Federal Task Force – Failure to Communicate

Wall Street Journal

Failure to Communicate

Trump has a solid record, but he’s too busy making noise to tout it.

By  Kimberley A. Strassel

Aug. 2, 2018 7:04 p.m. ET

If a tree falls in a noisy circus, does it make a sound? If the Trump administration announces its largest deregulatory effort to date while the president is in the throes of aTwitter rampage, will anybody pay attention?

No, and thereon may hang the balance of Republican congressional control. It’s never clear where Donald Trump gets political advice, if he does at all. What is clear is that this White House is doing an able job of whiffing one of the best political messages in decades, a reality that is demoralizing administration insiders and GOP candidates alike.

The following are just a few pieces of news out of Washington, all of which hold enormous promise for Americans. The Environmental Protection Agency and Transportation Department released a plan—announced on the website of these pages—to ax the Obama administration’s car-emissions standards, saving consumers $500 billion. Dollarwise, it may be the biggest deregulation ever.

The Treasury has recommended rescinding the “payday lending” rule, which threatened to cut off the poorest Americans from viable credit. The Interior Department proposed the first real reforms to the Endangered Species Act in decades, offering hope to tens of thousands of landowners. The National Labor Relations Board is revisiting a 2014 decision that allowed unions to poach employer email systems, part of the board’s plan to review any case that overruled precedent in the name of Obama union backers. The Internal Revenue Service lifted a political threat to nonprofits by allowing them to shield the names of their donors.

The Department of Health and Human Services finalized its rule allowing more non-ObamaCare insurance options to millions of Americans.
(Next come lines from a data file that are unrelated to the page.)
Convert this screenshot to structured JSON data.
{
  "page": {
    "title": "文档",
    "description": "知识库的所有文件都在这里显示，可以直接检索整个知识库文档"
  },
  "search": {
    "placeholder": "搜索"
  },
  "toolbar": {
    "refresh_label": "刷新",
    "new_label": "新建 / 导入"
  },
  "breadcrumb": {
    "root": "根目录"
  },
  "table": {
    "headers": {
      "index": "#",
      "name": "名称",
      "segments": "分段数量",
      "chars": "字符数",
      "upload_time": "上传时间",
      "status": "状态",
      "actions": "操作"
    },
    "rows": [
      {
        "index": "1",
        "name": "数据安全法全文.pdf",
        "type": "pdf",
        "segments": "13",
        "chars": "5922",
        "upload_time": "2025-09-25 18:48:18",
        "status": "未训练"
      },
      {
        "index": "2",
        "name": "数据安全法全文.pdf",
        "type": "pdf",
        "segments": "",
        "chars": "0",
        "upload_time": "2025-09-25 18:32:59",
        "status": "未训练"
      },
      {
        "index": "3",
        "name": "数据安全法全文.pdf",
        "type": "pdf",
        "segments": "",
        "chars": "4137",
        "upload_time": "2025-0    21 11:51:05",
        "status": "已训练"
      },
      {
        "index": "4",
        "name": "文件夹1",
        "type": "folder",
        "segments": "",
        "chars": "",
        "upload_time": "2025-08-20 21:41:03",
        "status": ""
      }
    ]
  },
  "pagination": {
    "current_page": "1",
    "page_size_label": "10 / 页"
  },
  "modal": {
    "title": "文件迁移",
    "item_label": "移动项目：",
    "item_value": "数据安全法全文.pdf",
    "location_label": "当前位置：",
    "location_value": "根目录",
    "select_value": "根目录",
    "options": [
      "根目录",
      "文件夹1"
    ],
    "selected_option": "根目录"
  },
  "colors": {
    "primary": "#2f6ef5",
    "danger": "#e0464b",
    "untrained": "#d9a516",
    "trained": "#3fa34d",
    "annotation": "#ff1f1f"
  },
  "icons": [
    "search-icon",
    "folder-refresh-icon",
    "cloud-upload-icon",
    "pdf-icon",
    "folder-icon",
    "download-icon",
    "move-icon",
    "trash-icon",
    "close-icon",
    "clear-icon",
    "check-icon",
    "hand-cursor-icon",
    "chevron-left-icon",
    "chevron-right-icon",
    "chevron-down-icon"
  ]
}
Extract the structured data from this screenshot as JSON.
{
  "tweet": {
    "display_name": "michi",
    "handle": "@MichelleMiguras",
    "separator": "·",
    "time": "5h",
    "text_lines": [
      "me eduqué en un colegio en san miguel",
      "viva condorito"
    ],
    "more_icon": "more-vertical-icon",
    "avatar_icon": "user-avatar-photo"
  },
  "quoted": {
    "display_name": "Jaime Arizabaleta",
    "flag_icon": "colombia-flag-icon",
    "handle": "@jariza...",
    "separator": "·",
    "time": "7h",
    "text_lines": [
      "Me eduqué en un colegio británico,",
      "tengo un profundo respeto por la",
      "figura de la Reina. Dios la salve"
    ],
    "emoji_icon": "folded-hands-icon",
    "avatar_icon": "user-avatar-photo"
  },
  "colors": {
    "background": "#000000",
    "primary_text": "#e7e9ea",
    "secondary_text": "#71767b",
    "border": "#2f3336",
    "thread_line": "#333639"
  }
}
The Senate sent a $717 billion defense authorization bill to the White House, increasing active-duty strength and providing troops their largest pay raise in nine years. The Senate also confirmed the 24th Trump circuit-court judge.

The Labor Department released new numbers showing worker compensation increased 2.8% year over year, the fastest pace in a decade. Average home values are rising at twice that pace. Unemployment hit record lows. Second-quarter economic growth came in at 4.1%.

If all this sounds wonderful, it is, though many Americans have heard little about it. The headlines? Mr. Trump publicly lecturing his attorney general. Mr. Trump hashing Charles Koch. More about Russian collusion, provoked by the president’s call for the firing of special counsel Robert Mueller. China tariffs. Border strife. Michael Cohen. Paul Manafort.

Yes, the mainstream media relentlessly drives anti-Trump stories. But what’s new? Republicans have long known they don’t get a fair hearing from the press, which is why they shifted to talk radio and other alternative media. Mr. Trump understands that better than most—thus his heavy use of Twitter, live rallies and press conferences.

It’s the content that is mystifying. To hold the House and increase their Senate majority, Republicans must do two things: get out their base and bring along the center. The president, with an unrivaled bully pulpit, has instituted policies that provide him a near-perfect message for those tasks. He can rally supporters by banging home his promises kept and warning that only their vote this fall will allow him to continue his mission. And he can court the undecided with constant reminders of their new prosperity and freedom, and a vow that this is only the beginning.

The president is certainly focused on his base, though with an eye to whipping them up with rallies focused primarily on the polarizing issues of trade and immigration. His tweets revolve around the same issues—those and Mr. Mueller—and are often defensive or whiny.

This House midterm will hinge on marginal districts—suburban or exurban areas where Hillary Clinton outpolled Mr. Trump or came close. Those races in turn will hinge on centrist voters. If Mr. Trump makes those centrists believe this election is about family separation, Republicans lose. If he refocuses it on voters’ newly thriving prospects, Republicans have a shot.

That aforementioned list of accomplishments is only from the past few weeks. One remarkable aspect of the Trump administration is its productivity. The cabinet set a pace of reform in its openings weeks that has never lagged. If Mr. Trump isn’t going to spend every day embracing, elevating and making this product of his own presidency the dominant discussion, then no one will. The press isn’t going to do it. Democrats sure aren’t. And no other Republican has that megaphone.

Some will doubt whether Mr. Trump’s unconventional style even allows him to deliver such a message. But meditating in his farewell address on his nickname, the Great Communicator, Ronald Reagan said: “I never thought it was my style or the words I used that made a difference: It was the content.” The content—the results—of this administration is right there, waiting for the president to communicate.

Write to kim@wsj.com.

Appeared in the August 3, 2018, print edition.



Add a Comment

Your email address will not be published. Required fields are marked *